**WHAT IS BEING ASKED**
When the word "kind" shows up in a line of the records below, copy that line.

Element data from apps and pages:
* * *

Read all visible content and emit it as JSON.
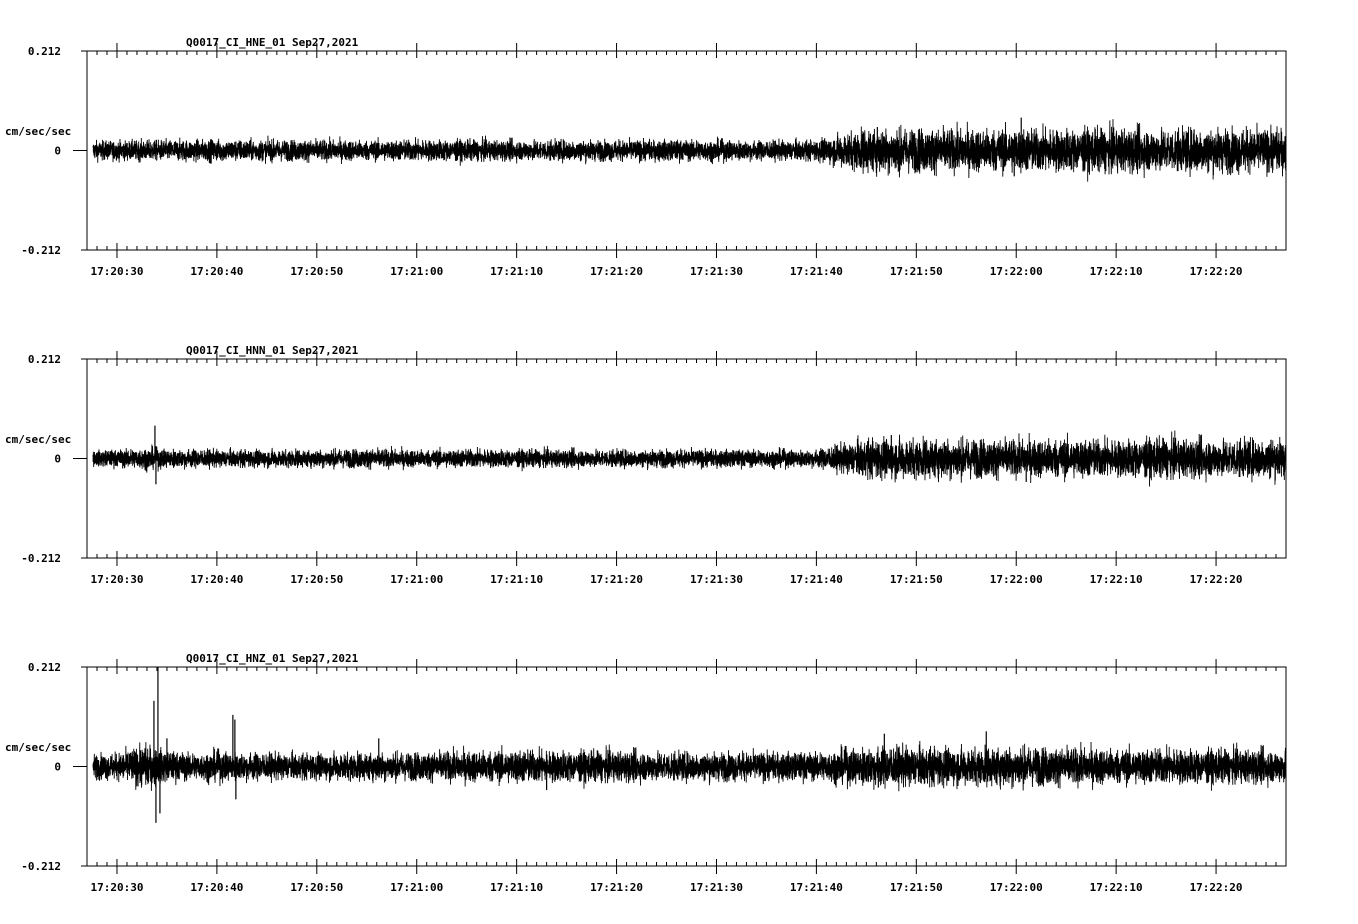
{
  "chart_data": [
    {
      "type": "line",
      "title": "Q0017_CI_HNE_01  Sep27,2021",
      "ylabel": "cm/sec/sec",
      "ylim": [
        -0.212,
        0.212
      ],
      "ytick_labels": [
        "0.212",
        "0",
        "-0.212"
      ],
      "x_tick_labels": [
        "17:20:30",
        "17:20:40",
        "17:20:50",
        "17:21:00",
        "17:21:10",
        "17:21:20",
        "17:21:30",
        "17:21:40",
        "17:21:50",
        "17:22:00",
        "17:22:10",
        "17:22:20"
      ],
      "x_range_seconds_after_17_20_00": [
        27.0,
        87.0
      ],
      "trace_start_seconds_after_17_20_00": 27.6,
      "series": [
        {
          "envelope_seconds": [
            27.6,
            30,
            35,
            40,
            45,
            50,
            55,
            60,
            65,
            70,
            75,
            80,
            85,
            90,
            95,
            100,
            103,
            105,
            110,
            115,
            120,
            125,
            130,
            135,
            140,
            145,
            147
          ],
          "envelope_amplitude": [
            0.022,
            0.022,
            0.024,
            0.025,
            0.024,
            0.024,
            0.023,
            0.024,
            0.024,
            0.023,
            0.024,
            0.023,
            0.024,
            0.024,
            0.022,
            0.024,
            0.04,
            0.05,
            0.05,
            0.048,
            0.05,
            0.048,
            0.05,
            0.048,
            0.05,
            0.048,
            0.05
          ],
          "spikes": [
            {
              "t": 106.1,
              "v": 0.05
            },
            {
              "t": 120.5,
              "v": 0.07
            },
            {
              "t": 137.8,
              "v": 0.045
            },
            {
              "t": 108.2,
              "v": -0.045
            },
            {
              "t": 119.8,
              "v": -0.055
            }
          ]
        }
      ]
    },
    {
      "type": "line",
      "title": "Q0017_CI_HNN_01  Sep27,2021",
      "ylabel": "cm/sec/sec",
      "ylim": [
        -0.212,
        0.212
      ],
      "ytick_labels": [
        "0.212",
        "0",
        "-0.212"
      ],
      "x_tick_labels": [
        "17:20:30",
        "17:20:40",
        "17:20:50",
        "17:21:00",
        "17:21:10",
        "17:21:20",
        "17:21:30",
        "17:21:40",
        "17:21:50",
        "17:22:00",
        "17:22:10",
        "17:22:20"
      ],
      "x_range_seconds_after_17_20_00": [
        27.0,
        87.0
      ],
      "trace_start_seconds_after_17_20_00": 27.6,
      "series": [
        {
          "envelope_seconds": [
            27.6,
            30,
            33,
            35,
            40,
            45,
            50,
            55,
            60,
            65,
            70,
            75,
            80,
            85,
            90,
            95,
            100,
            103,
            105,
            110,
            115,
            120,
            125,
            130,
            135,
            140,
            145,
            147
          ],
          "envelope_amplitude": [
            0.018,
            0.02,
            0.025,
            0.022,
            0.02,
            0.02,
            0.02,
            0.022,
            0.02,
            0.021,
            0.02,
            0.02,
            0.02,
            0.02,
            0.02,
            0.02,
            0.02,
            0.035,
            0.045,
            0.045,
            0.045,
            0.042,
            0.045,
            0.042,
            0.045,
            0.042,
            0.045,
            0.045
          ],
          "spikes": [
            {
              "t": 33.8,
              "v": 0.07
            },
            {
              "t": 33.9,
              "v": -0.055
            },
            {
              "t": 107.5,
              "v": 0.05
            },
            {
              "t": 121.0,
              "v": -0.05
            },
            {
              "t": 145.5,
              "v": 0.04
            }
          ]
        }
      ]
    },
    {
      "type": "line",
      "title": "Q0017_CI_HNZ_01  Sep27,2021",
      "ylabel": "cm/sec/sec",
      "ylim": [
        -0.212,
        0.212
      ],
      "ytick_labels": [
        "0.212",
        "0",
        "-0.212"
      ],
      "x_tick_labels": [
        "17:20:30",
        "17:20:40",
        "17:20:50",
        "17:21:00",
        "17:21:10",
        "17:21:20",
        "17:21:30",
        "17:21:40",
        "17:21:50",
        "17:22:00",
        "17:22:10",
        "17:22:20"
      ],
      "x_range_seconds_after_17_20_00": [
        27.0,
        87.0
      ],
      "trace_start_seconds_after_17_20_00": 27.6,
      "series": [
        {
          "envelope_seconds": [
            27.6,
            30,
            33,
            35,
            38,
            40,
            45,
            50,
            55,
            60,
            65,
            70,
            75,
            80,
            85,
            90,
            95,
            100,
            103,
            105,
            110,
            115,
            120,
            125,
            130,
            135,
            140,
            145,
            147
          ],
          "envelope_amplitude": [
            0.028,
            0.03,
            0.05,
            0.035,
            0.03,
            0.035,
            0.03,
            0.03,
            0.032,
            0.032,
            0.035,
            0.038,
            0.035,
            0.035,
            0.033,
            0.032,
            0.032,
            0.032,
            0.04,
            0.045,
            0.045,
            0.042,
            0.045,
            0.042,
            0.04,
            0.04,
            0.038,
            0.038,
            0.038
          ],
          "spikes": [
            {
              "t": 33.7,
              "v": 0.14
            },
            {
              "t": 33.9,
              "v": -0.12
            },
            {
              "t": 34.1,
              "v": 0.212
            },
            {
              "t": 34.3,
              "v": -0.1
            },
            {
              "t": 35.0,
              "v": 0.06
            },
            {
              "t": 41.6,
              "v": 0.11
            },
            {
              "t": 41.9,
              "v": -0.07
            },
            {
              "t": 41.8,
              "v": 0.1
            },
            {
              "t": 56.2,
              "v": 0.06
            },
            {
              "t": 73.0,
              "v": -0.05
            },
            {
              "t": 106.8,
              "v": 0.07
            },
            {
              "t": 117.0,
              "v": 0.075
            },
            {
              "t": 106.2,
              "v": -0.045
            }
          ]
        }
      ]
    }
  ]
}
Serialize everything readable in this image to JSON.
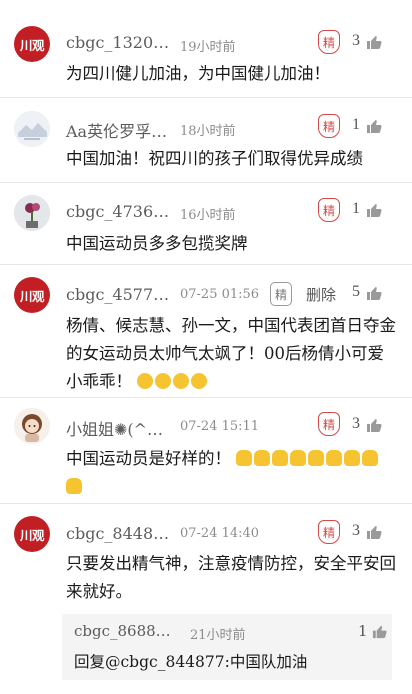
{
  "comments": [
    {
      "avatar": "chuanguan-logo",
      "avatar_text": "川观",
      "username": "cbgc_1320…",
      "time": "19小时前",
      "badge": "精",
      "likes": "3",
      "text": "为四川健儿加油，为中国健儿加油！"
    },
    {
      "avatar": "landscape-photo",
      "username": "Aa英伦罗孚…",
      "time": "18小时前",
      "badge": "精",
      "likes": "1",
      "text": "中国加油！祝四川的孩子们取得优异成绩"
    },
    {
      "avatar": "flower-photo",
      "username": "cbgc_4736…",
      "time": "16小时前",
      "badge": "精",
      "likes": "1",
      "text": "中国运动员多多包揽奖牌"
    },
    {
      "avatar": "chuanguan-logo",
      "avatar_text": "川观",
      "username": "cbgc_4577…",
      "time": "07-25 01:56",
      "badge": "精",
      "delete_label": "删除",
      "likes": "5",
      "text": "杨倩、候志慧、孙一文，中国代表团首日夺金的女运动员太帅气太飒了！00后杨倩小可爱小乖乖！",
      "emojis": [
        "rofl",
        "rofl",
        "wink-tongue",
        "wink-tongue"
      ]
    },
    {
      "avatar": "cartoon-girl",
      "username": "小姐姐✺(^…",
      "time": "07-24 15:11",
      "badge": "精",
      "likes": "3",
      "text": "中国运动员是好样的！",
      "emojis": [
        "thumbs-up",
        "thumbs-up",
        "thumbs-up",
        "thumbs-up",
        "clap",
        "clap",
        "clap",
        "clap",
        "clap"
      ]
    },
    {
      "avatar": "chuanguan-logo",
      "avatar_text": "川观",
      "username": "cbgc_8448…",
      "time": "07-24 14:40",
      "badge": "精",
      "likes": "3",
      "text": "只要发出精气神，注意疫情防控，安全平安回来就好。",
      "reply": {
        "username": "cbgc_8688…",
        "time": "21小时前",
        "likes": "1",
        "text": "回复@cbgc_844877:中国队加油"
      }
    }
  ],
  "colors": {
    "brand_red": "#c11f24",
    "badge_red": "#d34a4a",
    "text": "#1a1a1a",
    "muted": "#8c8c8c"
  }
}
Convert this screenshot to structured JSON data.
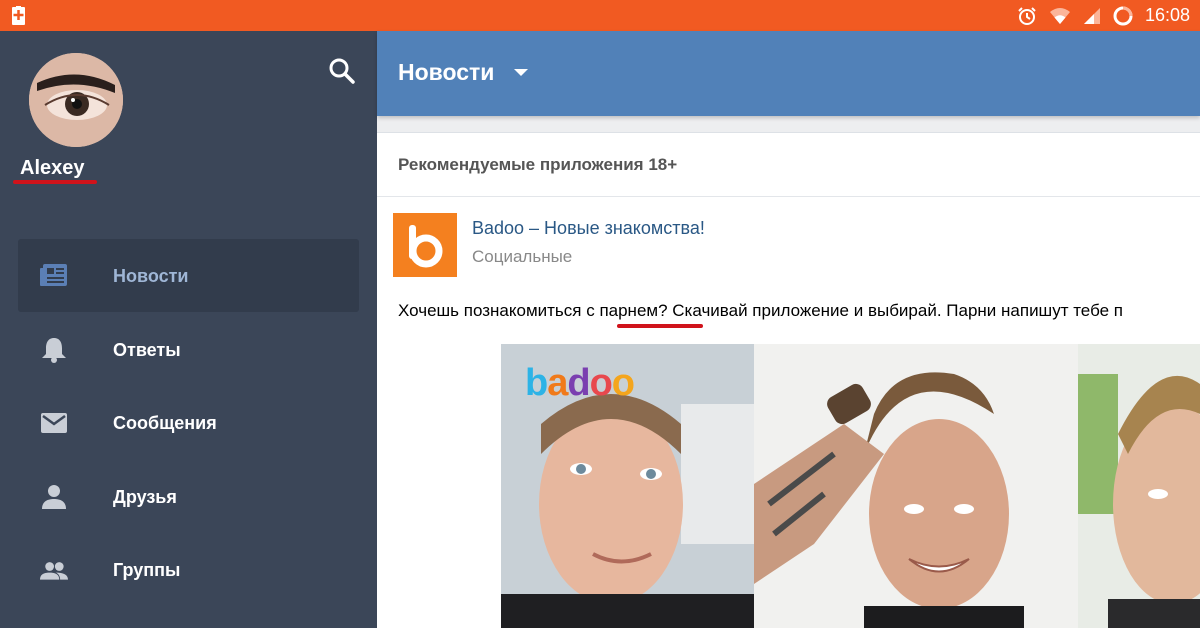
{
  "status_bar": {
    "time": "16:08",
    "icons": [
      "battery-charging-icon",
      "alarm-icon",
      "wifi-icon",
      "signal-icon",
      "battery-icon"
    ],
    "color": "#f15a22"
  },
  "sidebar": {
    "user_name": "Alexey",
    "search_icon": "search-icon",
    "items": [
      {
        "label": "Новости",
        "icon": "newspaper-icon",
        "active": true
      },
      {
        "label": "Ответы",
        "icon": "bell-icon",
        "active": false
      },
      {
        "label": "Сообщения",
        "icon": "envelope-icon",
        "active": false
      },
      {
        "label": "Друзья",
        "icon": "person-icon",
        "active": false
      },
      {
        "label": "Группы",
        "icon": "group-icon",
        "active": false
      }
    ],
    "background": "#3b4658"
  },
  "header": {
    "title": "Новости",
    "color": "#5181b8"
  },
  "feed": {
    "section_title": "Рекомендуемые приложения 18+",
    "app": {
      "name": "Badoo – Новые знакомства!",
      "category": "Социальные"
    },
    "post_text_before": "Хочешь познакомиться с ",
    "post_text_highlight": "парнем?",
    "post_text_after": " Скачивай приложение и выбирай. Парни напишут тебе п",
    "photo_logo": "badoo"
  }
}
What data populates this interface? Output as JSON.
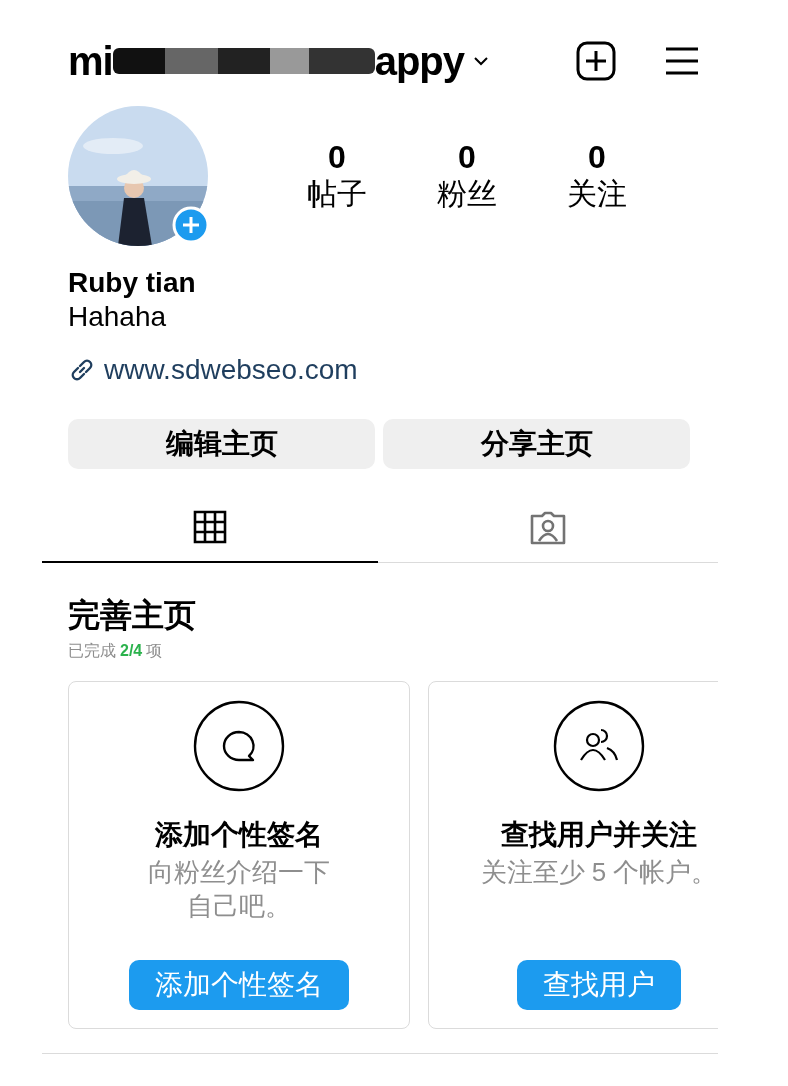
{
  "header": {
    "username_start": "mi",
    "username_end": "appy"
  },
  "profile": {
    "stats": [
      {
        "value": "0",
        "label": "帖子"
      },
      {
        "value": "0",
        "label": "粉丝"
      },
      {
        "value": "0",
        "label": "关注"
      }
    ],
    "name": "Ruby tian",
    "bio": "Hahaha",
    "link": "www.sdwebseo.com"
  },
  "actions": [
    "编辑主页",
    "分享主页"
  ],
  "tabs": [
    {
      "kind": "grid",
      "selected": true
    },
    {
      "kind": "tagged",
      "selected": false
    }
  ],
  "completion": {
    "title": "完善主页",
    "progress_prefix": "已完成",
    "progress_count": "2/4",
    "progress_suffix": "项",
    "cards": [
      {
        "kind": "chat",
        "title": "添加个性签名",
        "description": [
          "向粉丝介绍一下",
          "自己吧。"
        ],
        "button": "添加个性签名"
      },
      {
        "kind": "people",
        "title": "查找用户并关注",
        "description": [
          "关注至少 5 个帐户。"
        ],
        "button": "查找用户"
      }
    ]
  }
}
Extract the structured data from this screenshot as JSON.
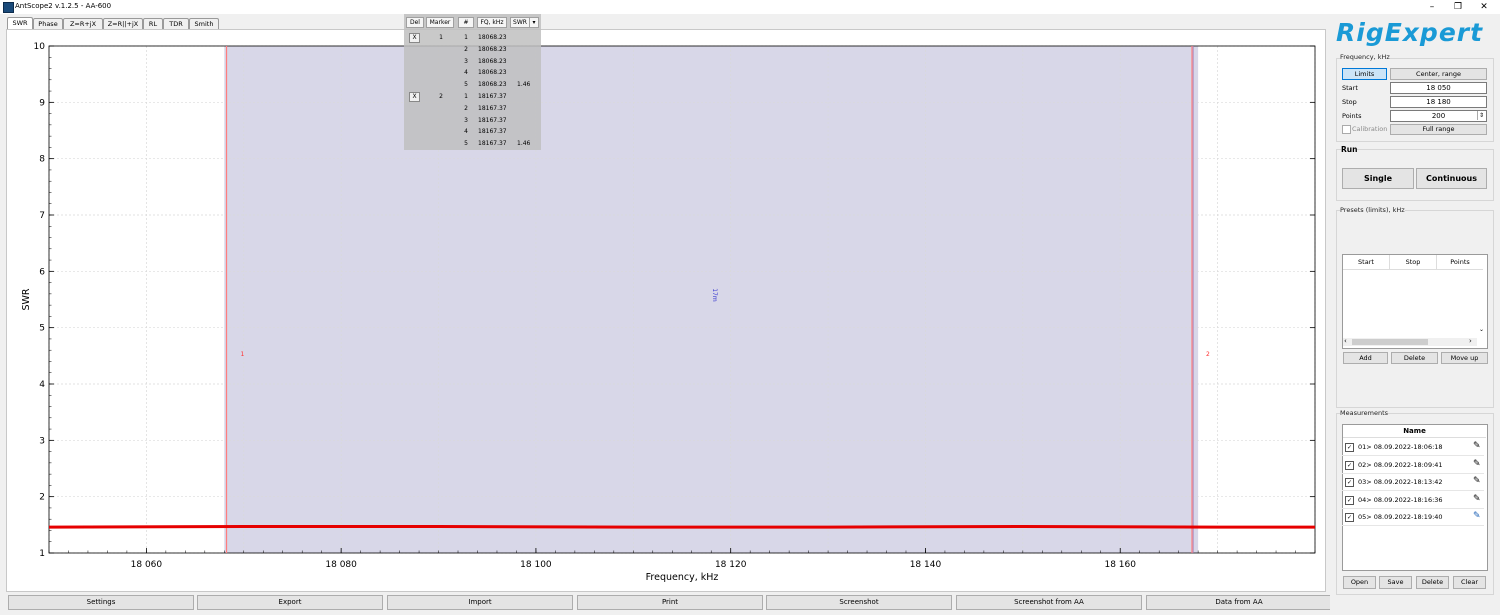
{
  "window": {
    "title": "AntScope2 v.1.2.5 - AA-600",
    "minimize": "–",
    "restore": "❐",
    "close": "✕"
  },
  "tabs": [
    "SWR",
    "Phase",
    "Z=R+jX",
    "Z=R||+jX",
    "RL",
    "TDR",
    "Smith"
  ],
  "marker_table": {
    "headers": [
      "Del",
      "Marker",
      "#",
      "FQ, kHz",
      "SWR"
    ],
    "dropdown_glyph": "▾",
    "rows": [
      {
        "del": "X",
        "marker": "1",
        "num": "1",
        "fq": "18068.23",
        "swr": ""
      },
      {
        "del": "",
        "marker": "",
        "num": "2",
        "fq": "18068.23",
        "swr": ""
      },
      {
        "del": "",
        "marker": "",
        "num": "3",
        "fq": "18068.23",
        "swr": ""
      },
      {
        "del": "",
        "marker": "",
        "num": "4",
        "fq": "18068.23",
        "swr": ""
      },
      {
        "del": "",
        "marker": "",
        "num": "5",
        "fq": "18068.23",
        "swr": "1.46"
      },
      {
        "del": "X",
        "marker": "2",
        "num": "1",
        "fq": "18167.37",
        "swr": ""
      },
      {
        "del": "",
        "marker": "",
        "num": "2",
        "fq": "18167.37",
        "swr": ""
      },
      {
        "del": "",
        "marker": "",
        "num": "3",
        "fq": "18167.37",
        "swr": ""
      },
      {
        "del": "",
        "marker": "",
        "num": "4",
        "fq": "18167.37",
        "swr": ""
      },
      {
        "del": "",
        "marker": "",
        "num": "5",
        "fq": "18167.37",
        "swr": "1.46"
      }
    ]
  },
  "chart_data": {
    "type": "line",
    "xlabel": "Frequency, kHz",
    "ylabel": "SWR",
    "xlim": [
      18050,
      18180
    ],
    "ylim": [
      1,
      10
    ],
    "x_ticks": [
      {
        "v": 18060,
        "label": "18 060"
      },
      {
        "v": 18080,
        "label": "18 080"
      },
      {
        "v": 18100,
        "label": "18 100"
      },
      {
        "v": 18120,
        "label": "18 120"
      },
      {
        "v": 18140,
        "label": "18 140"
      },
      {
        "v": 18160,
        "label": "18 160"
      }
    ],
    "y_ticks": [
      1,
      2,
      3,
      4,
      5,
      6,
      7,
      8,
      9,
      10
    ],
    "grid": true,
    "band": {
      "x0": 18068,
      "x1": 18168,
      "label": "17m",
      "color": "#d8d7e8"
    },
    "markers": [
      {
        "label": "1",
        "x": 18068.23
      },
      {
        "label": "2",
        "x": 18167.37
      }
    ],
    "series": [
      {
        "color": "#e60000",
        "x": [
          18050,
          18070,
          18090,
          18110,
          18130,
          18150,
          18170,
          18180
        ],
        "y": [
          1.46,
          1.47,
          1.47,
          1.46,
          1.46,
          1.47,
          1.46,
          1.46
        ]
      }
    ]
  },
  "bottom_buttons": [
    "Settings",
    "Export",
    "Import",
    "Print",
    "Screenshot",
    "Screenshot from AA",
    "Data from AA"
  ],
  "right": {
    "logo": "RigExpert",
    "freq_group": "Frequency, kHz",
    "limits": "Limits",
    "center_range": "Center, range",
    "start_label": "Start",
    "start_value": "18 050",
    "stop_label": "Stop",
    "stop_value": "18 180",
    "points_label": "Points",
    "points_value": "200",
    "calibration": "Calibration",
    "full_range": "Full range",
    "run_label": "Run",
    "single": "Single",
    "continuous": "Continuous",
    "presets_label": "Presets (limits), kHz",
    "presets_cols": [
      "Start",
      "Stop",
      "Points"
    ],
    "add": "Add",
    "delete": "Delete",
    "move_up": "Move up",
    "measurements_label": "Measurements",
    "name_col": "Name",
    "measurements": [
      "01> 08.09.2022-18:06:18",
      "02> 08.09.2022-18:09:41",
      "03> 08.09.2022-18:13:42",
      "04> 08.09.2022-18:16:36",
      "05> 08.09.2022-18:19:40"
    ],
    "open": "Open",
    "save": "Save",
    "delete_meas": "Delete",
    "clear": "Clear"
  }
}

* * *

**SOLUTION FOR THIS PROBLEM**
      "kind": "grid",
      "kind": "tagged",
        "kind": "chat",
        "kind": "people",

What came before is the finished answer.